Jewish comedian Marty Allen passed away Monday at the age of 95 from complications of pneumonia.
His wife and performing partner, singer-songwriter Karon Kate Blackwell was at his side, according to his spokesperson, Candi Cazau.
Marty Allen, a World War II veteran, was born Morton David Alpern in Pittsburgh, Pennsylvania to Louis and Elsie Alpern on March 23, 1922. He joined the U.S. Army Air Corps right after graduating Taylor Allderdice High School in 1940.
Allen was stationed in Italy during World War II, where he attained the rank of sergeant and earned a Soldier’s Medal for bravery as well as the Congressional Medal of Honor.
Allen was best known for his signature phrase, “Hello dere!”
He was part of the comedy duo, Allen & Rossi, and worked in Hollywood during the time of the Rat Pack.
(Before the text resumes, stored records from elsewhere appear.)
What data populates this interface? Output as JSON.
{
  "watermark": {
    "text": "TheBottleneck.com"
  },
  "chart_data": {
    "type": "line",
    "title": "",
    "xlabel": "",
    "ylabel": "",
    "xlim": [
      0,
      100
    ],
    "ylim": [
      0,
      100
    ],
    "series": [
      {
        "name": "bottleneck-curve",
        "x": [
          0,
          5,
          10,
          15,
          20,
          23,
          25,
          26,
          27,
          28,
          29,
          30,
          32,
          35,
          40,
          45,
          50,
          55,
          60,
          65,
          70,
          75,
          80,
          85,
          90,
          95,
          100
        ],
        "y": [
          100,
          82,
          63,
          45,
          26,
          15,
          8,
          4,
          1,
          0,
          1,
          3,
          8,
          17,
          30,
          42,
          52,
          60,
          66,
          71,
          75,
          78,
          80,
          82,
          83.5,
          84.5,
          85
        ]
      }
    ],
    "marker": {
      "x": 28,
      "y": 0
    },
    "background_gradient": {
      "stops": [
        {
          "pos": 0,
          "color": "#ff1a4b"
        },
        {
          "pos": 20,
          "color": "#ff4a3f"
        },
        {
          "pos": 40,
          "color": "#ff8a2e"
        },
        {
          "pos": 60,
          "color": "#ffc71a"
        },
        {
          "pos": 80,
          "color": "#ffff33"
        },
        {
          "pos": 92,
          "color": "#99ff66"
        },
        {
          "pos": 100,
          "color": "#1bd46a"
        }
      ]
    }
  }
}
He also appeared on Broadway in the early 60s before moving into television, where he began to perform dramatic roles as well. But he was best known for his work with Steve Rossi, and later for his performances with his wife from the 1980s through 2015, and a final performance in 2016 in New York.
In an interview with the Jewish Reporter of Las Vegas in 2009, Allen explained, “I was fueling a plane and the motor that fuels the plane caught on fire. I jumped in the fuel truck and drove it away, then went back and crawled underneath the plane into the bomb bay and rolled on the fire until it was put out. The next thing I know they gave me a medal (and a full-dress parade).”
Like many Jewish performers, Allen was involved in a number of charitable causes, nearly all of them health-related. He told the Jewish Reporter that he attended synagogue and had been “very active in Chabad.)
But one of the most striking bits of information – and the least well known – is something that Allen wrote about Israel that he shared with the Las Vegas paper during that 2009 interview.
“Let me read it to you,” he said. “Nobody else has this; I’m giving it to you. Forgive me, but I always get choked up when I read this and I cry. It’s called, ‘An Israeli Speaks.’
“Here I am in the warmth of
the Temple praying to my G-d.
As I hold my prayer book, my
eyes gaze away from the page to my
wrist and the number etched into my
I, who have experienced the
Holocaust can never tear out of my
brain that nightmare and try to
remember the tremendous will to live
and how, with the help of G-d, I was
able to reach our homeland, Eretz
… and now another day
comes to mind – Yom Kippur.
I remember standing here in
deep meditation when my thoughts
were shattered by the sound of guns.
What is happening?
… and then my son, my
beautiful son, said to me:
“My dear father, I must leave
your side, the Arabs have attacked.
Our country calls and I must go and
defend our homeland. Pray that my
return will be soon.”
He kissed my cheek and I
held him so close. I didn’t want to let
him go and with all my strength, I
clutched him to my heart – my beautiful
… and now they say Peace
is about to come, the guns are silent
and I turn and look up the aisle and
yearn to to see that handsome face,
smile, walk up to me, put on his
tallis and share my Sabbath; but
through my tears, I know he will not
return my son.
Yes, I gave! Yes, I gave!”
Boruch Dayan HoEmes.